--- TASK STATEMENT ---
Go through the entries below and give the number of lines that have the string "Academic", and only that.

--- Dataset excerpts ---
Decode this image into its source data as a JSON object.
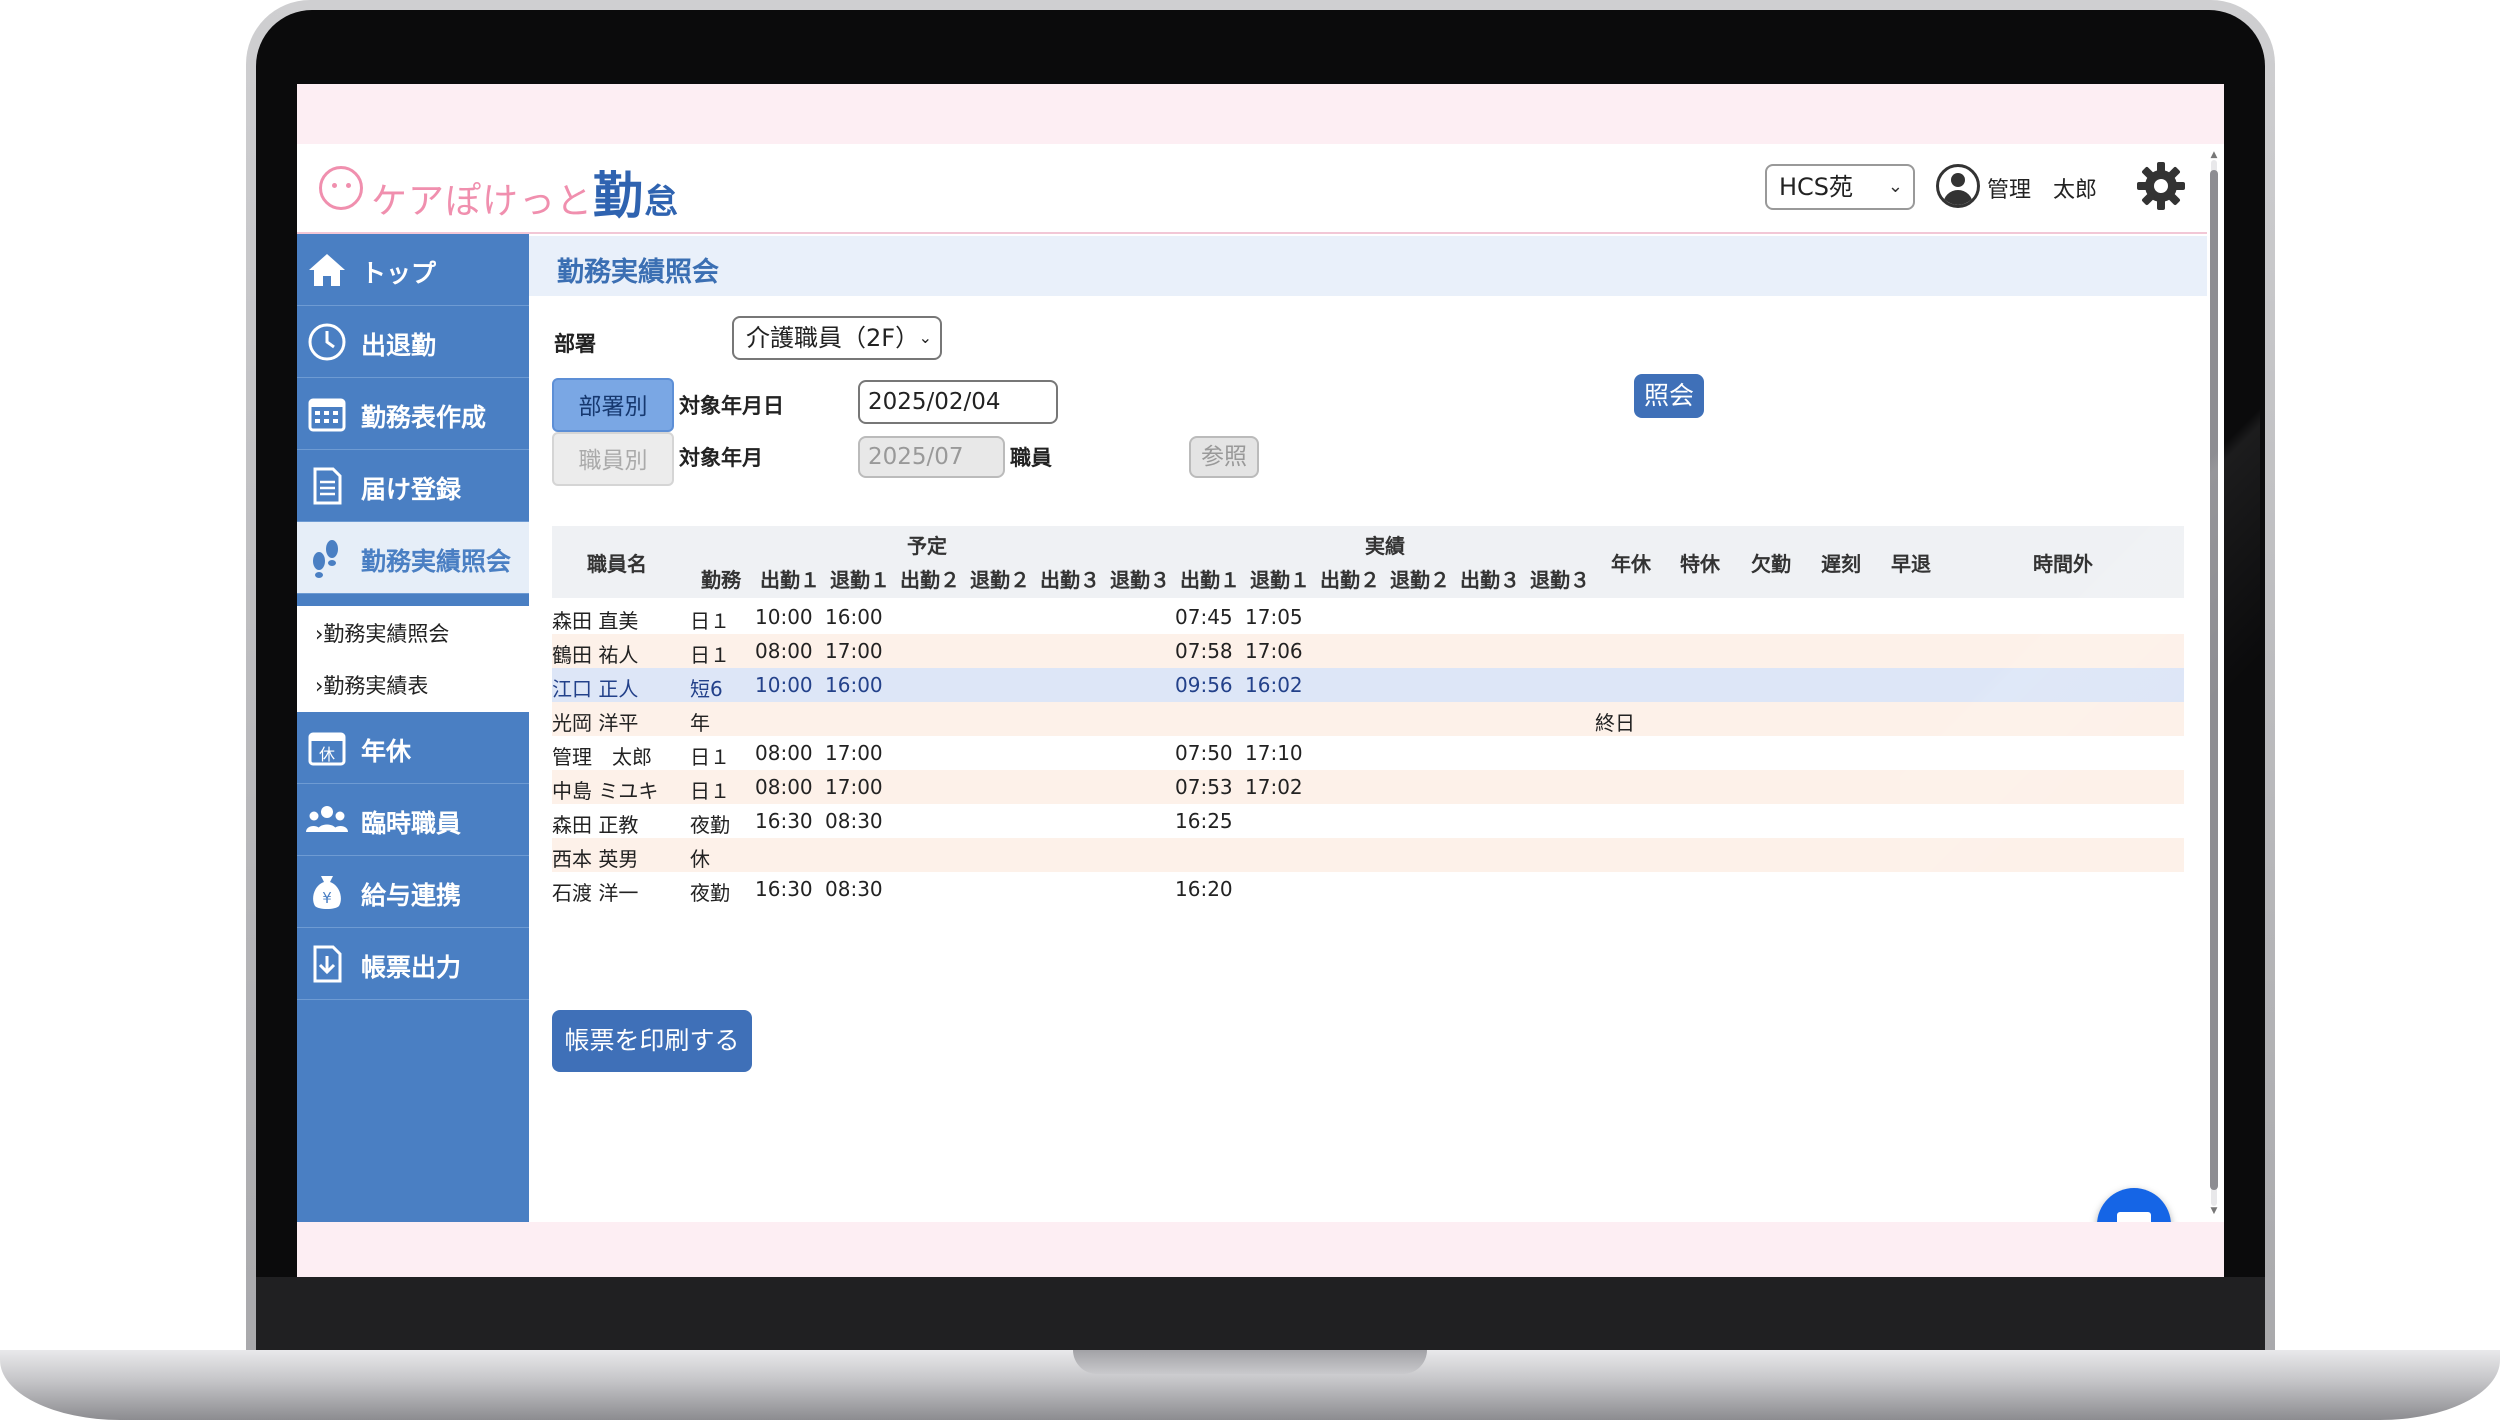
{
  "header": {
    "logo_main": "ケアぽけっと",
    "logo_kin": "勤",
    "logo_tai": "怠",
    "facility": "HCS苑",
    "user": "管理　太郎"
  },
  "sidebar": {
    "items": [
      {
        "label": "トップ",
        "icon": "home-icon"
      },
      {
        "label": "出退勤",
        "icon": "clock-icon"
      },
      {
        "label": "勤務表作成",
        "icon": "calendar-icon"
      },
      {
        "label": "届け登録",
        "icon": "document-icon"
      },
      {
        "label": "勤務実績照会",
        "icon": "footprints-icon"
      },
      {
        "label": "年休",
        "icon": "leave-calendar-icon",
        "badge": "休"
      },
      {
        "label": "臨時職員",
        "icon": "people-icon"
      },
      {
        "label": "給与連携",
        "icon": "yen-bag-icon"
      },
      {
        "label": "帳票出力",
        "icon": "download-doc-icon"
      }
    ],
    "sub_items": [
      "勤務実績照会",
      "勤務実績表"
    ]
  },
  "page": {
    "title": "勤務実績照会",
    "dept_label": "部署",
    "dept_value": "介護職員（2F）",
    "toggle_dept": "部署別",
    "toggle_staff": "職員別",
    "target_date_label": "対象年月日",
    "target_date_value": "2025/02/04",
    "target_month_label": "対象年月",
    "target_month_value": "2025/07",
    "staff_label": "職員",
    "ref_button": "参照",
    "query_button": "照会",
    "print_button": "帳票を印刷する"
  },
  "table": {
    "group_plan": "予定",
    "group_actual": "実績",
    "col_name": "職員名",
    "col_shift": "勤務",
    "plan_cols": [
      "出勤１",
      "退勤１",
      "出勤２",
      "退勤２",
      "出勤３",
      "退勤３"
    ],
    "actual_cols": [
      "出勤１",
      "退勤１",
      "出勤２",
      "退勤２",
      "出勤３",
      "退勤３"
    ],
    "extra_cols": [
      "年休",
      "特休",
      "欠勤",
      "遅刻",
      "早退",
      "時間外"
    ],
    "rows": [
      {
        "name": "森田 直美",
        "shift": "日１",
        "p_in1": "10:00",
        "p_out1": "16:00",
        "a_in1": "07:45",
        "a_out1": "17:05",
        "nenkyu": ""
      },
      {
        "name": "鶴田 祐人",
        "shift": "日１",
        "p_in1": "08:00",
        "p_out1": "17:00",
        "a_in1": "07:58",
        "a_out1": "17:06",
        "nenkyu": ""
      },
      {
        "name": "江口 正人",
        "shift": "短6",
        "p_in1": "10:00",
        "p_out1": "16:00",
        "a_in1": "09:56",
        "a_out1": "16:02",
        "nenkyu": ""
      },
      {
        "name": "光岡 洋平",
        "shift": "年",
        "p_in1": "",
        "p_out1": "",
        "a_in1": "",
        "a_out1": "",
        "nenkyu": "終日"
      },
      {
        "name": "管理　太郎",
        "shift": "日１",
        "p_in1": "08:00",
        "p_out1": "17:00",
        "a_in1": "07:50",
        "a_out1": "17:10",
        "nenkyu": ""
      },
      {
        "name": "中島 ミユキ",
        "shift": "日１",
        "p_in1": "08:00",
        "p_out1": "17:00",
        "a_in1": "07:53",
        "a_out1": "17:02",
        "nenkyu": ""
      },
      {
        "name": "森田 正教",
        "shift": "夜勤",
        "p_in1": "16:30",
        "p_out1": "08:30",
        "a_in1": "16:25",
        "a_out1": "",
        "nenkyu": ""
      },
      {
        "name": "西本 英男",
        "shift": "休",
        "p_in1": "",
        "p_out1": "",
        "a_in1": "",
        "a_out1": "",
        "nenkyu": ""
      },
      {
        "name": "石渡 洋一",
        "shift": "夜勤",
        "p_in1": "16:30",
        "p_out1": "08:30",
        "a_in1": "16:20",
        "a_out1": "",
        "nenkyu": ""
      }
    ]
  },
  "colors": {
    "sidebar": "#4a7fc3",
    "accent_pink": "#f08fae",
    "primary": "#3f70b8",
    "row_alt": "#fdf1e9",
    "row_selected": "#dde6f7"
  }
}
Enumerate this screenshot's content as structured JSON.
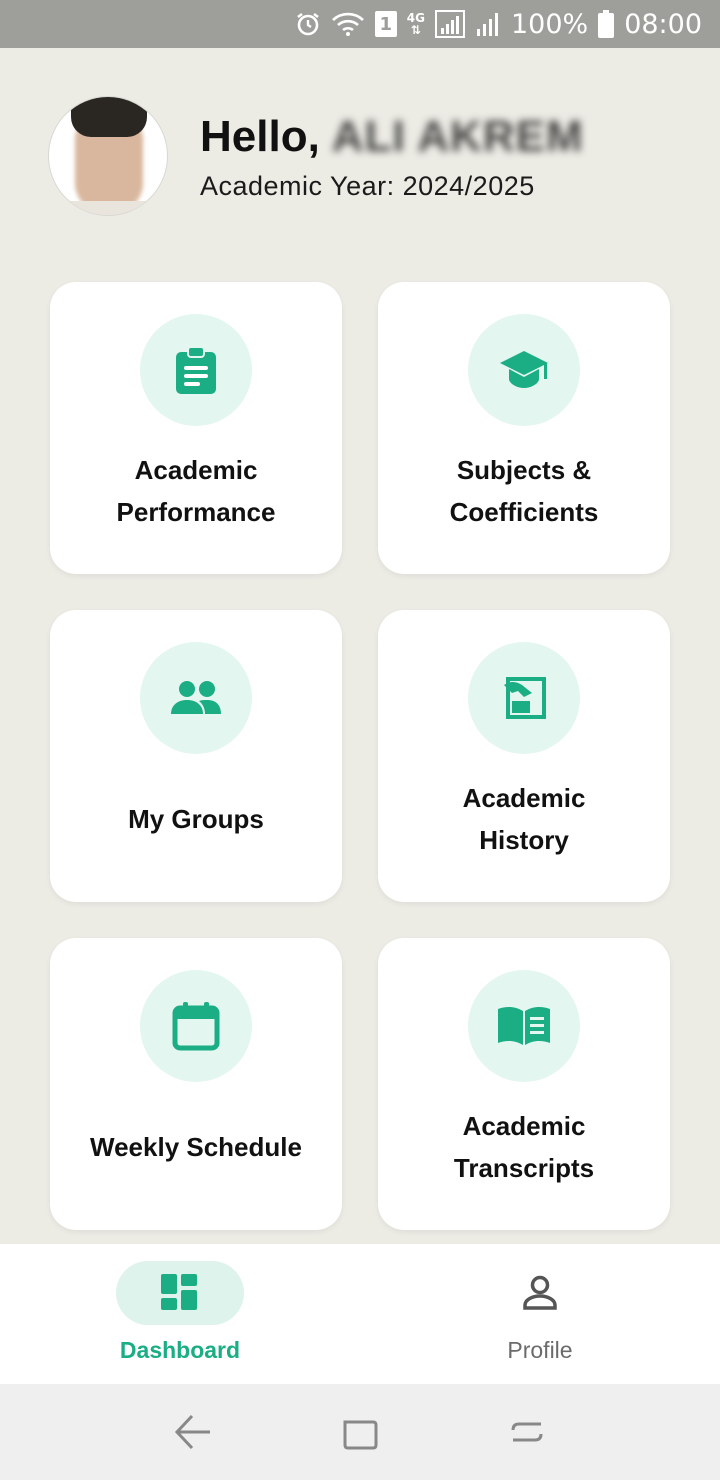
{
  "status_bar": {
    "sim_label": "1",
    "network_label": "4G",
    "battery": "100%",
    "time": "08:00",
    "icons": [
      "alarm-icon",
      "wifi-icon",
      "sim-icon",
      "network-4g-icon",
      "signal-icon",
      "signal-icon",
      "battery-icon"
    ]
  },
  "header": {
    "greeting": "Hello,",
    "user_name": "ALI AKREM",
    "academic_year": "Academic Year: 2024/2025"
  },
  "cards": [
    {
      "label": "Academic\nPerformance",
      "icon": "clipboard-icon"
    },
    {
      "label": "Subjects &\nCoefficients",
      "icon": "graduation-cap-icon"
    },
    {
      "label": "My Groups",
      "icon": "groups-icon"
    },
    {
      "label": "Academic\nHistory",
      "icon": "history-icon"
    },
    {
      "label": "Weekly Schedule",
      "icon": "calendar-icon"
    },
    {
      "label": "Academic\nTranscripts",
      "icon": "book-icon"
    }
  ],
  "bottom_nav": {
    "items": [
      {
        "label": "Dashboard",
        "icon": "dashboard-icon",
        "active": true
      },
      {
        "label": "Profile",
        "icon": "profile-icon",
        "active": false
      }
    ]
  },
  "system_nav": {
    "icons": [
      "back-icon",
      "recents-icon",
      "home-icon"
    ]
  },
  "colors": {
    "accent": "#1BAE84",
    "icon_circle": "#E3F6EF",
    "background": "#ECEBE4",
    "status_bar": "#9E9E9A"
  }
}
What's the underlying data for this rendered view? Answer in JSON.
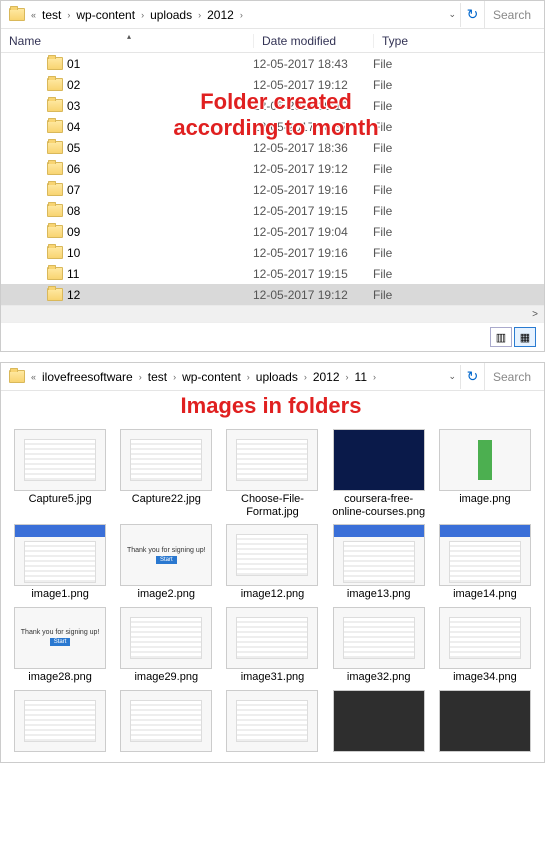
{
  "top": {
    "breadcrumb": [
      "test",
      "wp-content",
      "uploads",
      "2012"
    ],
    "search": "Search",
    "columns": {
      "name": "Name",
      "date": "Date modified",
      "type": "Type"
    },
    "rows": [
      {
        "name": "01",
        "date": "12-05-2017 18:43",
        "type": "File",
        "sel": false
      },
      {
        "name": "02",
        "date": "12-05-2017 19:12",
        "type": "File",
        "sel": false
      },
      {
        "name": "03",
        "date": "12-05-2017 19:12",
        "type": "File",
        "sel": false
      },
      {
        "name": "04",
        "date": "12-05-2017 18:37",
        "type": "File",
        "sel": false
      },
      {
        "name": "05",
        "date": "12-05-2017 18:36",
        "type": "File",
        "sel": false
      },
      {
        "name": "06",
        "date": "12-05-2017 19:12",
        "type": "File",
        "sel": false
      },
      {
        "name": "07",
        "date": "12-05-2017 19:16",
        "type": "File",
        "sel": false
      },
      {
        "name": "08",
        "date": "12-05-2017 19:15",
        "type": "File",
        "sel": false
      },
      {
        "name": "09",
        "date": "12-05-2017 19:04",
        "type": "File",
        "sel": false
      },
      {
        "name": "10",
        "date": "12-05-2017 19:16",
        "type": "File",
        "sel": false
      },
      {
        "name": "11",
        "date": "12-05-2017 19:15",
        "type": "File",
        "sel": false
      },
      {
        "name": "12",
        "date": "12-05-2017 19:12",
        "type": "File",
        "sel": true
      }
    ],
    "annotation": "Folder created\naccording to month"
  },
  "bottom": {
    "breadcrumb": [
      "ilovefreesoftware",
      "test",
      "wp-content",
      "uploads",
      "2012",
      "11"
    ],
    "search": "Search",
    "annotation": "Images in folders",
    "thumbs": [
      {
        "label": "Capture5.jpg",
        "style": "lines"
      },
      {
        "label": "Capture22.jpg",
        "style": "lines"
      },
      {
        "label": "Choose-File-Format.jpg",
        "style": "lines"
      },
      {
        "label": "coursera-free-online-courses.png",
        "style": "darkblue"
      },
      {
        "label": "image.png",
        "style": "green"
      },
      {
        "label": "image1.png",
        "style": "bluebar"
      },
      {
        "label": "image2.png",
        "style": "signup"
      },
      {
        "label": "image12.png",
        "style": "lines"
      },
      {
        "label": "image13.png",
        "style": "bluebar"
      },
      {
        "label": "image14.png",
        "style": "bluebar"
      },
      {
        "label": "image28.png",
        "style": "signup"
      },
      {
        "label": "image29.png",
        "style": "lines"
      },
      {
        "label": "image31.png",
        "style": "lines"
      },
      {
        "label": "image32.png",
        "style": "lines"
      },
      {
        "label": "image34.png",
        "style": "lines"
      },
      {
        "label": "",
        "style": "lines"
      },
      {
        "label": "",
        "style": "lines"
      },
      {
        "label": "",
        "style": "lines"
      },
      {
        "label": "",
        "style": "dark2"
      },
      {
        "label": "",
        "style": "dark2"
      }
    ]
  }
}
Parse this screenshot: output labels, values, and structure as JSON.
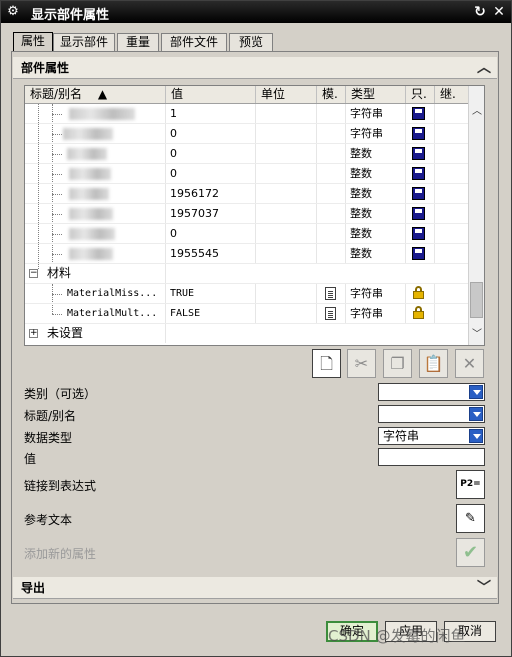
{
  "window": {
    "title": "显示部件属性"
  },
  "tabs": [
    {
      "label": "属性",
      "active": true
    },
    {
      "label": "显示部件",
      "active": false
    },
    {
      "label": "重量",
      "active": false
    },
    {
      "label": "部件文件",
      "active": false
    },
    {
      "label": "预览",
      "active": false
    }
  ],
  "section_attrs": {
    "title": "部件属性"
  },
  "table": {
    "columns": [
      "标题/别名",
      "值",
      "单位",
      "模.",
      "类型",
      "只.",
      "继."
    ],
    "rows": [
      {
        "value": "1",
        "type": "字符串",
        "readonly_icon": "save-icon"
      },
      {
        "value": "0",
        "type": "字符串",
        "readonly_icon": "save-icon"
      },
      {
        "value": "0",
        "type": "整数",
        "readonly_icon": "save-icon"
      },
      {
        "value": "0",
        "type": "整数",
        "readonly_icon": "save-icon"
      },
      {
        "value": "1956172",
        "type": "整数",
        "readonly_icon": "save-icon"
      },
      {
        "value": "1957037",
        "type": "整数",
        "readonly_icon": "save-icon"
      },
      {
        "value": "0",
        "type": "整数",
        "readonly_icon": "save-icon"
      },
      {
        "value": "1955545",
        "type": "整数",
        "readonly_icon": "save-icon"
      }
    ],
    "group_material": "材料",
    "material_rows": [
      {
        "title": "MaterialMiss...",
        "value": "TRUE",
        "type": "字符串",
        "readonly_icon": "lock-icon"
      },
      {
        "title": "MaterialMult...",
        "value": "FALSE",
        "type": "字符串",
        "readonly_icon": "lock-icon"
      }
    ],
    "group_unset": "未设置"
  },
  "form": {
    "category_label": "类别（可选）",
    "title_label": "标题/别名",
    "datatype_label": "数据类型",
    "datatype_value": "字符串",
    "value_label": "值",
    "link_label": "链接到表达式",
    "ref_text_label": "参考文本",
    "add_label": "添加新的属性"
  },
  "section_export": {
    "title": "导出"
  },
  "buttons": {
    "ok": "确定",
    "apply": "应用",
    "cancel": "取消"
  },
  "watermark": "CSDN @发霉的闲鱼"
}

--- SOLUTION TO THE PROBLEM ---
4